• _Data supplied_:
★ ★ ★
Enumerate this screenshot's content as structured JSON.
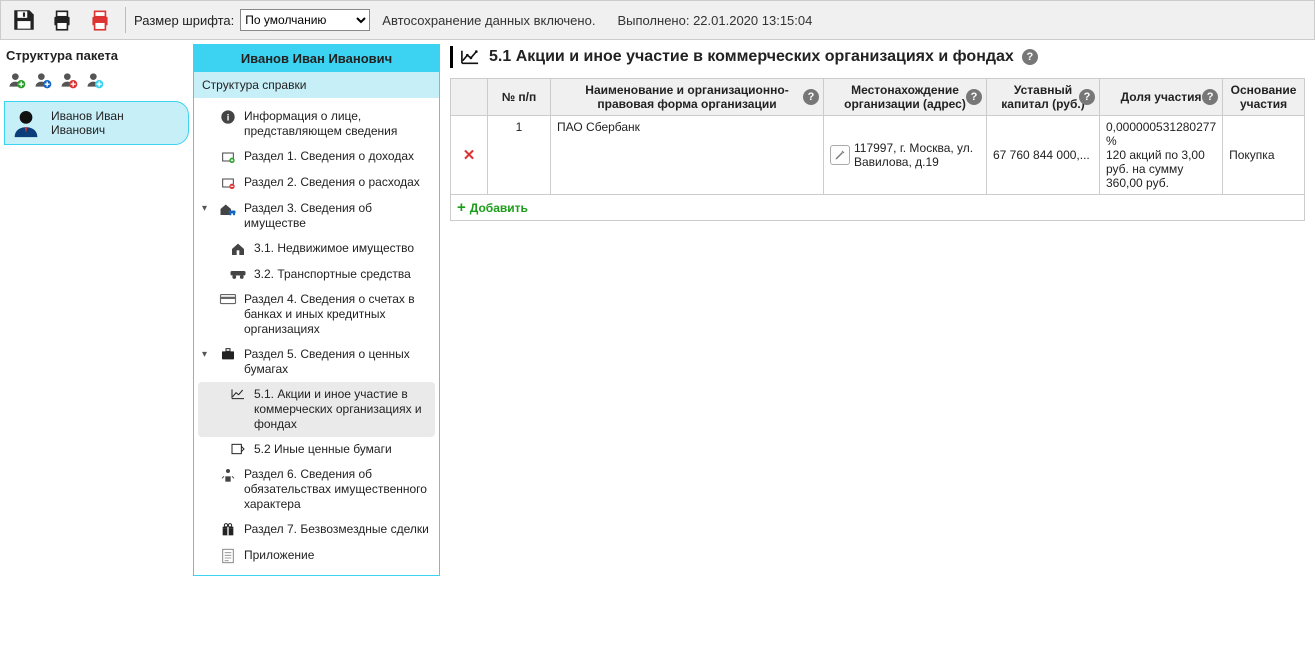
{
  "toolbar": {
    "font_label": "Размер шрифта:",
    "font_value": "По умолчанию",
    "autosave": "Автосохранение данных включено.",
    "done_prefix": "Выполнено:",
    "done_ts": "22.01.2020 13:15:04"
  },
  "package": {
    "title": "Структура пакета",
    "person": "Иванов Иван Иванович"
  },
  "ref": {
    "person": "Иванов Иван Иванович",
    "subtitle": "Структура справки",
    "items": [
      {
        "label": "Информация о лице, представляющем сведения"
      },
      {
        "label": "Раздел 1. Сведения о доходах"
      },
      {
        "label": "Раздел 2. Сведения о расходах"
      },
      {
        "label": "Раздел 3. Сведения об имуществе"
      },
      {
        "label": "3.1. Недвижимое имущество"
      },
      {
        "label": "3.2. Транспортные средства"
      },
      {
        "label": "Раздел 4. Сведения о счетах в банках и иных кредитных организациях"
      },
      {
        "label": "Раздел 5. Сведения о ценных бумагах"
      },
      {
        "label": "5.1. Акции и иное участие в коммерческих организациях и фондах"
      },
      {
        "label": "5.2 Иные ценные бумаги"
      },
      {
        "label": "Раздел 6. Сведения об обязательствах имущественного характера"
      },
      {
        "label": "Раздел 7. Безвозмездные сделки"
      },
      {
        "label": "Приложение"
      }
    ]
  },
  "section": {
    "title": "5.1 Акции и иное участие в коммерческих организациях и фондах"
  },
  "table": {
    "headers": {
      "num": "№ п/п",
      "name": "Наименование и организационно-правовая форма организации",
      "loc": "Местонахождение организации (адрес)",
      "cap": "Уставный капитал (руб.)",
      "share": "Доля участия",
      "basis": "Основание участия"
    },
    "row": {
      "num": "1",
      "name": "ПАО Сбербанк",
      "loc": "117997, г. Москва, ул. Вавилова, д.19",
      "cap": "67 760 844 000,...",
      "share": "0,000000531280277 %\n120 акций по 3,00  руб. на сумму 360,00 руб.",
      "basis": "Покупка"
    },
    "add": "Добавить"
  }
}
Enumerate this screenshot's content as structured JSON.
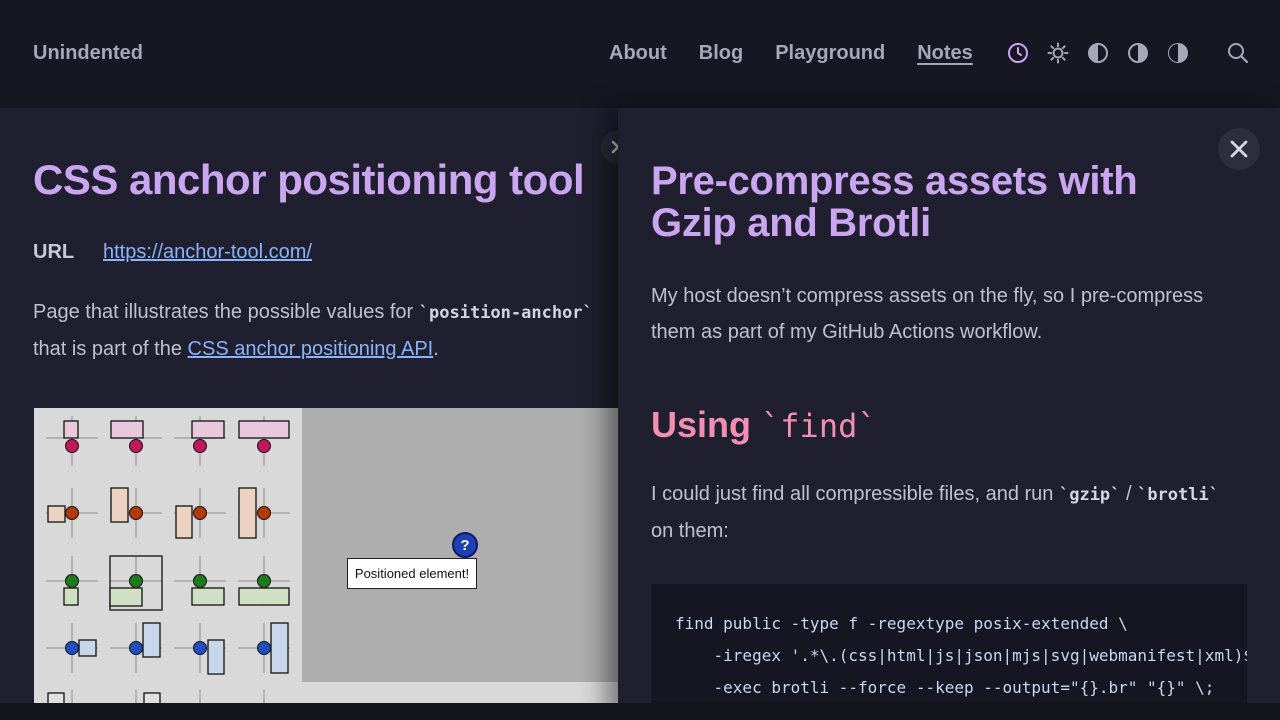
{
  "header": {
    "brand": "Unindented",
    "nav": [
      {
        "label": "About"
      },
      {
        "label": "Blog"
      },
      {
        "label": "Playground"
      },
      {
        "label": "Notes"
      }
    ],
    "icons": [
      "clock-icon",
      "sun-icon",
      "contrast-icon",
      "contrast-half-icon",
      "contrast-light-icon",
      "search-icon"
    ],
    "accent": "#cba6f0"
  },
  "left": {
    "title": "CSS anchor positioning tool",
    "url_label": "URL",
    "url": "https://anchor-tool.com/",
    "para_1": "Page that illustrates the possible values for ",
    "para_code": "`position-anchor`",
    "para_2": "that is part of the ",
    "para_link": "CSS anchor positioning API",
    "para_3": ".",
    "demo": {
      "positioned_label": "Positioned element!",
      "anchor_glyph": "?"
    }
  },
  "right": {
    "title": "Pre-compress assets with Gzip and Brotli",
    "intro": "My host doesn’t compress assets on the fly, so I pre-compress them as part of my GitHub Actions workflow.",
    "section_title_1": "Using ",
    "section_title_code": "`find`",
    "para_1": "I could just find all compressible files, and run ",
    "code_gzip": "`gzip`",
    "slash": " / ",
    "code_brotli": "`brotli`",
    "para_2": " on them:",
    "code_lines": [
      "find public -type f -regextype posix-extended \\",
      "    -iregex '.*\\.(css|html|js|json|mjs|svg|webmanifest|xml)$' \\",
      "    -exec brotli --force --keep --output=\"{}.br\" \"{}\" \\;"
    ],
    "close_label": "✕"
  }
}
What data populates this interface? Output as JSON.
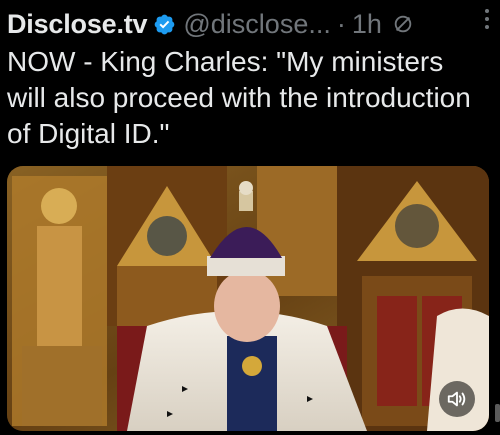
{
  "post": {
    "author": {
      "display_name": "Disclose.tv",
      "handle": "@disclose...",
      "verified": true
    },
    "separator": "·",
    "time": "1h",
    "text": "NOW - King Charles: \"My ministers will also proceed with the introduction of Digital ID.\"",
    "icons": {
      "verified": "verified-badge-icon",
      "grok": "grok-icon",
      "more": "more-options-icon",
      "sound": "speaker-icon"
    }
  },
  "colors": {
    "background": "#000000",
    "primary_text": "#e7e9ea",
    "secondary_text": "#71767b",
    "verified_blue": "#1d9bf0"
  }
}
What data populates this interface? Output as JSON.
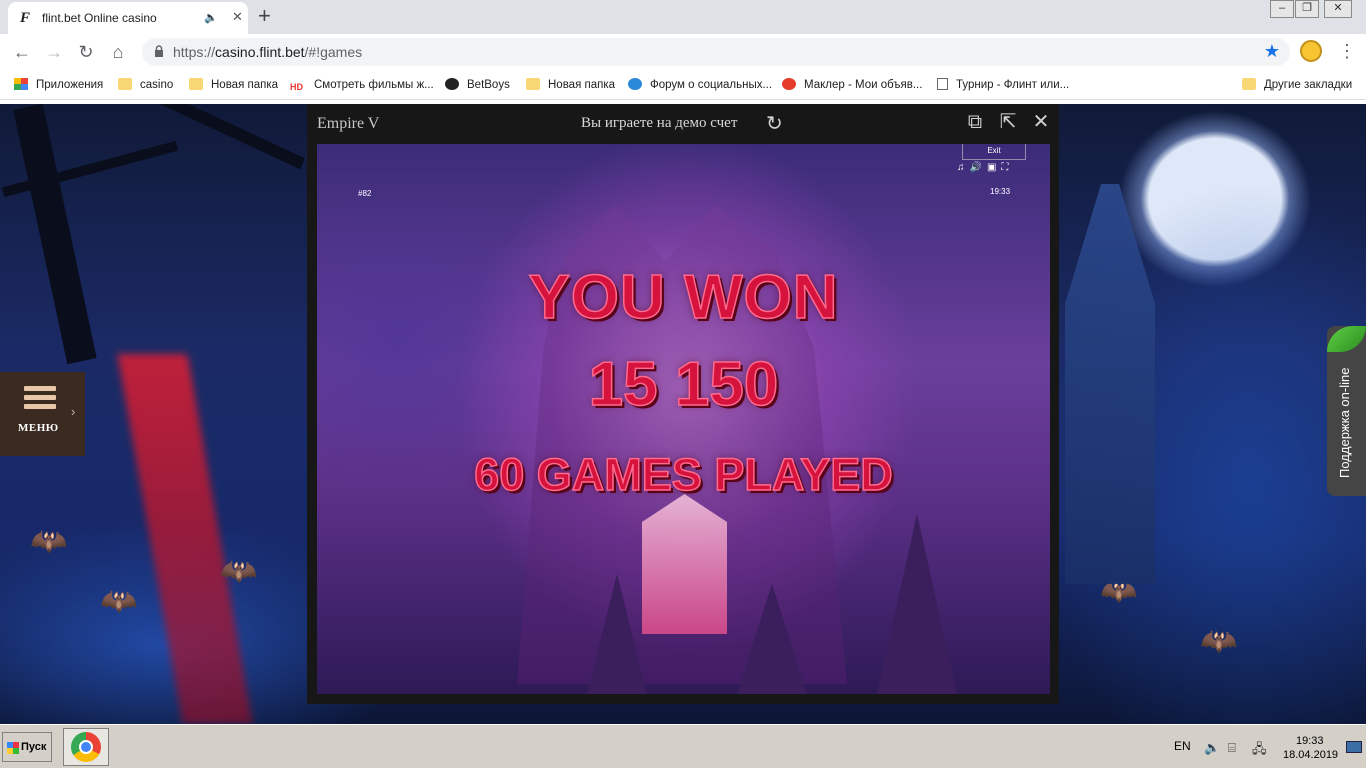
{
  "browser": {
    "tab_title": "flint.bet Online casino",
    "url_prefix": "https://",
    "url_domain": "casino.flint.bet",
    "url_path": "/#!games",
    "bookmarks": [
      {
        "label": "Приложения",
        "icon": "apps-icon"
      },
      {
        "label": "casino",
        "icon": "folder-icon"
      },
      {
        "label": "Новая папка",
        "icon": "folder-icon"
      },
      {
        "label": "Смотреть фильмы ж...",
        "icon": "hd-icon"
      },
      {
        "label": "BetBoys",
        "icon": "betboys-icon"
      },
      {
        "label": "Новая папка",
        "icon": "folder-icon"
      },
      {
        "label": "Форум о социальных...",
        "icon": "z-icon"
      },
      {
        "label": "Маклер - Мои объяв...",
        "icon": "flower-icon"
      },
      {
        "label": "Турнир - Флинт или...",
        "icon": "page-icon"
      },
      {
        "label": "Другие закладки",
        "icon": "folder-icon"
      }
    ]
  },
  "page": {
    "menu_label": "МЕНЮ",
    "support_label": "Поддержка on-line"
  },
  "modal": {
    "game_title": "Empire V",
    "demo_notice": "Вы играете на демо счет"
  },
  "game": {
    "exit_label": "Exit",
    "round_id": "#82",
    "time": "19:33",
    "win_line1": "YOU WON",
    "win_amount": "15 150",
    "games_played": "60 GAMES PLAYED"
  },
  "taskbar": {
    "start_label": "Пуск",
    "lang": "EN",
    "time": "19:33",
    "date": "18.04.2019"
  }
}
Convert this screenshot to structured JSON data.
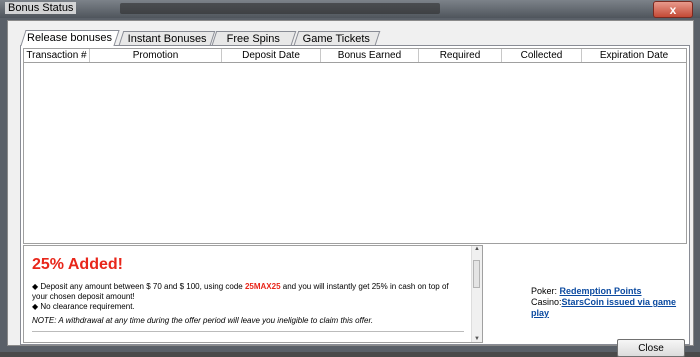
{
  "window": {
    "title": "Bonus Status",
    "close_glyph": "x"
  },
  "tabs": [
    {
      "label": "Release bonuses",
      "active": true
    },
    {
      "label": "Instant Bonuses",
      "active": false
    },
    {
      "label": "Free Spins",
      "active": false
    },
    {
      "label": "Game Tickets",
      "active": false
    }
  ],
  "table": {
    "columns": [
      "Transaction #",
      "Promotion",
      "Deposit Date",
      "Bonus Earned",
      "Required",
      "Collected",
      "Expiration Date"
    ],
    "rows": []
  },
  "promo": {
    "title": "25% Added!",
    "bullet1_before": "Deposit any amount between $ 70 and $ 100, using code ",
    "code": "25MAX25",
    "bullet1_after": " and you will instantly get 25% in cash on top of your chosen deposit amount!",
    "bullet2": "No clearance requirement.",
    "note": "NOTE: A withdrawal at any time during the offer period will leave you ineligible to claim this offer."
  },
  "info": {
    "poker_label": "Poker:",
    "poker_link": "Redemption Points",
    "casino_label": "Casino:",
    "casino_link": "StarsCoin issued via game play"
  },
  "buttons": {
    "close": "Close"
  },
  "colors": {
    "accent_red": "#e8261a",
    "link_blue": "#0b4aa0"
  }
}
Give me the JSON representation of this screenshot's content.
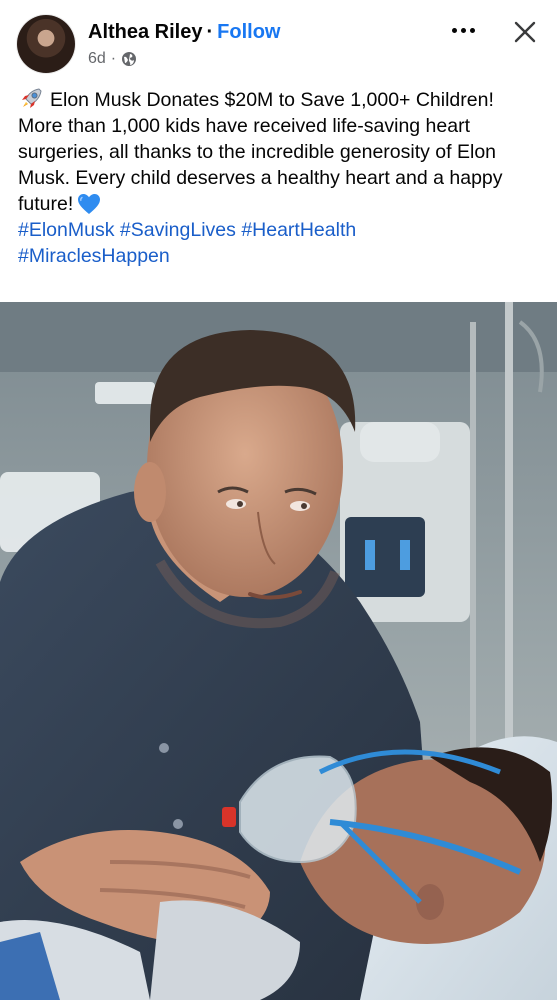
{
  "post": {
    "author": "Althea Riley",
    "separator": "·",
    "follow_label": "Follow",
    "time": "6d",
    "meta_separator": "·",
    "audience_icon": "globe-icon",
    "headline_emoji_icon": "rocket-icon",
    "headline": "Elon Musk Donates $20M to Save 1,000+ Children!",
    "body": "More than 1,000 kids have received life-saving heart surgeries, all thanks to the incredible generosity of Elon Musk. Every child deserves a healthy heart and a happy future!",
    "body_emoji_icon": "blue-heart-icon",
    "hashtags": [
      "#ElonMusk",
      "#SavingLives",
      "#HeartHealth",
      "#MiraclesHappen"
    ]
  },
  "actions": {
    "more_icon": "more-options-icon",
    "close_icon": "close-icon"
  },
  "colors": {
    "follow_blue": "#1877f2",
    "hashtag_blue": "#1a5ec9",
    "secondary_text": "#65676b",
    "heart_blue": "#2f8cf0"
  }
}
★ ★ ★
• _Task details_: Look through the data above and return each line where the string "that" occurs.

• _Task output_:
    "para_1": "Page that illustrates the possible values for ",
    "para_2": "that is part of the ",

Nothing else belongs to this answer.